ImageWell excels at quick and simple processing (aimed primarily for images heading for the web). It specializes in watermarking, adding annotations, creating shaped borders, taking screenshots, and batch processing. It’s not a bad option for a fast, easy to use, tiny little app if your image editing needs are light.

ImageWell offers a lot of what you will find with Skitch. In fact, you may find that the free Skitch beta serves up more choice, flexibility and options if your main interests are capturing screenshots, marking them up, and sharing them online. However, you’ll get more image editing functionality with ImageWell. In this respect, it’s most similar to Flying Meat’s Acorn in that both emphasize lightness, low cost, and simplicity and strive to meet most of your basic image editing and image sharing needs.

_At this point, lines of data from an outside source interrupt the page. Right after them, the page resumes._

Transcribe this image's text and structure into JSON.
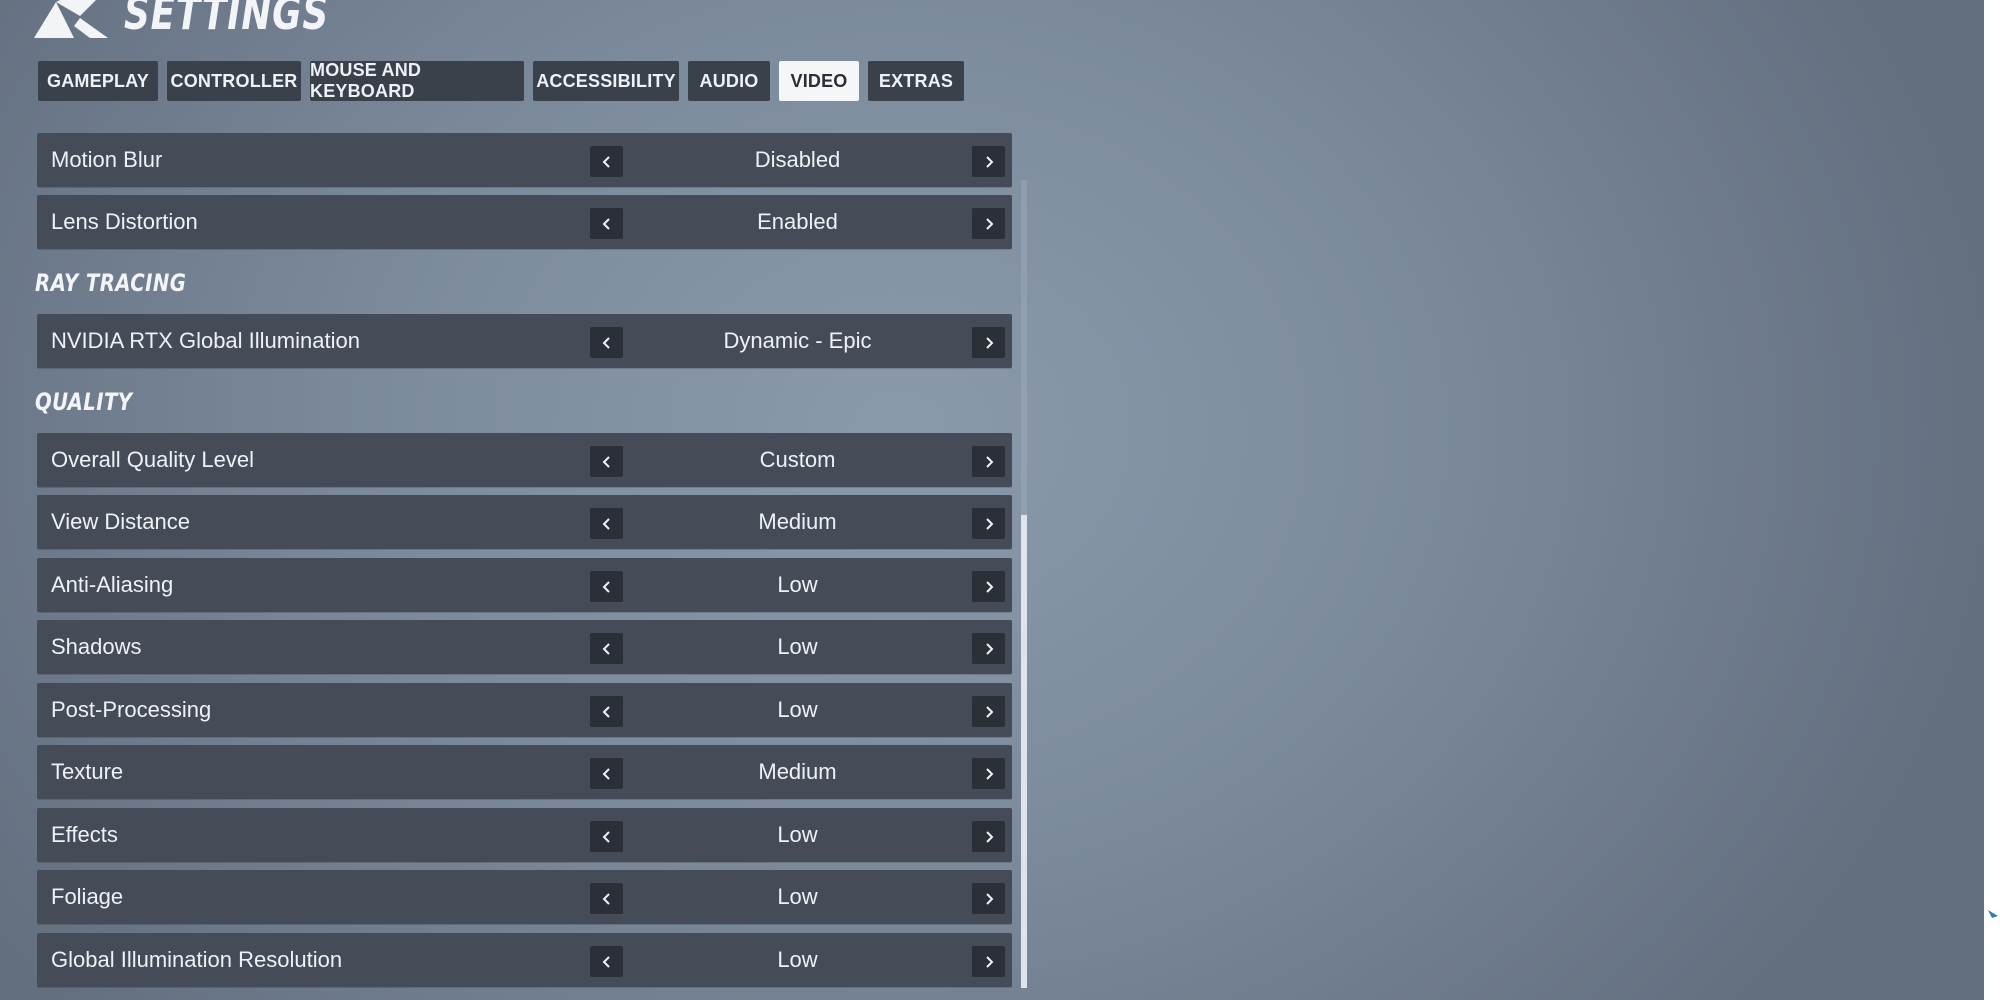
{
  "app": {
    "title": "SETTINGS"
  },
  "tabs": [
    {
      "label": "GAMEPLAY",
      "active": false
    },
    {
      "label": "CONTROLLER",
      "active": false
    },
    {
      "label": "MOUSE AND KEYBOARD",
      "active": false
    },
    {
      "label": "ACCESSIBILITY",
      "active": false
    },
    {
      "label": "AUDIO",
      "active": false
    },
    {
      "label": "VIDEO",
      "active": true
    },
    {
      "label": "EXTRAS",
      "active": false
    }
  ],
  "sections": {
    "ray_tracing": "RAY TRACING",
    "quality": "QUALITY"
  },
  "settings": {
    "motion_blur": {
      "label": "Motion Blur",
      "value": "Disabled"
    },
    "lens_distortion": {
      "label": "Lens Distortion",
      "value": "Enabled"
    },
    "rtx_gi": {
      "label": "NVIDIA RTX Global Illumination",
      "value": "Dynamic - Epic"
    },
    "overall_quality": {
      "label": "Overall Quality Level",
      "value": "Custom"
    },
    "view_distance": {
      "label": "View Distance",
      "value": "Medium"
    },
    "anti_aliasing": {
      "label": "Anti-Aliasing",
      "value": "Low"
    },
    "shadows": {
      "label": "Shadows",
      "value": "Low"
    },
    "post_processing": {
      "label": "Post-Processing",
      "value": "Low"
    },
    "texture": {
      "label": "Texture",
      "value": "Medium"
    },
    "effects": {
      "label": "Effects",
      "value": "Low"
    },
    "foliage": {
      "label": "Foliage",
      "value": "Low"
    },
    "gi_resolution": {
      "label": "Global Illumination Resolution",
      "value": "Low"
    }
  },
  "icons": {
    "logo": "game-logo-icon",
    "prev": "chevron-left-icon",
    "next": "chevron-right-icon"
  },
  "colors": {
    "row_bg": "#454b57",
    "tab_bg": "#3b414b",
    "tab_active_bg": "#f5f6f8",
    "arrow_bg": "#2b2f37",
    "text": "#eef1f5"
  }
}
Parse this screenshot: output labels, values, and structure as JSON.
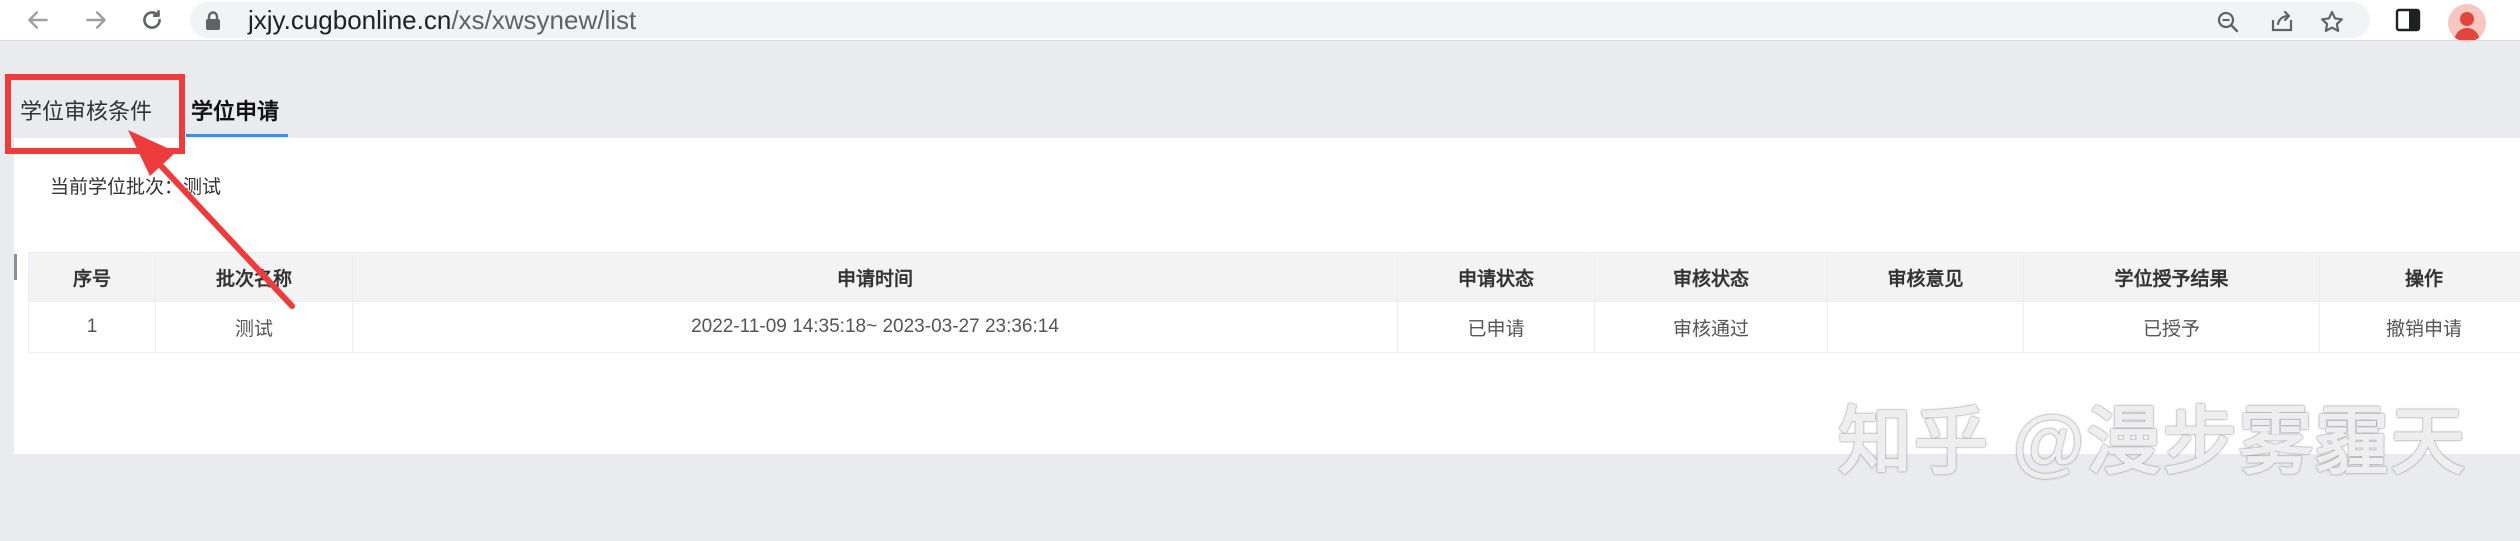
{
  "browser": {
    "url_host": "jxjy.cugbonline.cn",
    "url_path": "/xs/xwsynew/list"
  },
  "tabs": [
    {
      "label": "学位审核条件"
    },
    {
      "label": "学位申请"
    }
  ],
  "batch": {
    "text": "当前学位批次：测试"
  },
  "table": {
    "headers": [
      "序号",
      "批次名称",
      "申请时间",
      "申请状态",
      "审核状态",
      "审核意见",
      "学位授予结果",
      "操作"
    ],
    "rows": [
      {
        "index": "1",
        "batch_name": "测试",
        "apply_time": "2022-11-09 14:35:18~ 2023-03-27 23:36:14",
        "apply_status": "已申请",
        "review_status": "审核通过",
        "review_opinion": "",
        "result": "已授予",
        "action": "撤销申请"
      }
    ]
  },
  "watermark": "知乎 @漫步雾霾天",
  "colors": {
    "annotation_red": "#ee3b3b",
    "tab_underline": "#3a8ee6",
    "granted_text": "#1d3ea8"
  }
}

Perhaps the developers of ImageWell are making a smart move by staking out the low end of the Mac image editing field. The feature set and the price are not bad. I think the developers are trying to head for that sweet spot between Skitch and Acorn: not as much power as Acorn, but more features than Skitch, for the relatively low price of $19.95. Sure, the user interface is not as elegant as Acorn’s and it’s not free like Skitch (and who knows if Skitch will be free once it leaves Beta status) but it’s cheap and it offers a lot of tools. Acorn offers more image editing possibilities and is easier to use. Of course, it costs $30 more than ImageWell, too — a pretty big price gap.

I’ll be curious to see how this change in strategy pans out for the ImageWell developers.

If you’re looking for a cheap, simple editor (cheaper and simpler than, say, Photoshop) but think your image editing needs may grow over time, take a look at some of the other low cost desktop apps out there like Pixelmator ($60) and GraphicConvertor ($35) before you make a decision. Of course, you could also see if the various free online editors meet your needs. If all you want is a quick drag-and-drop tool to create nice thumbnail images for your blog or website, you may also want to try Thumbscrew (free).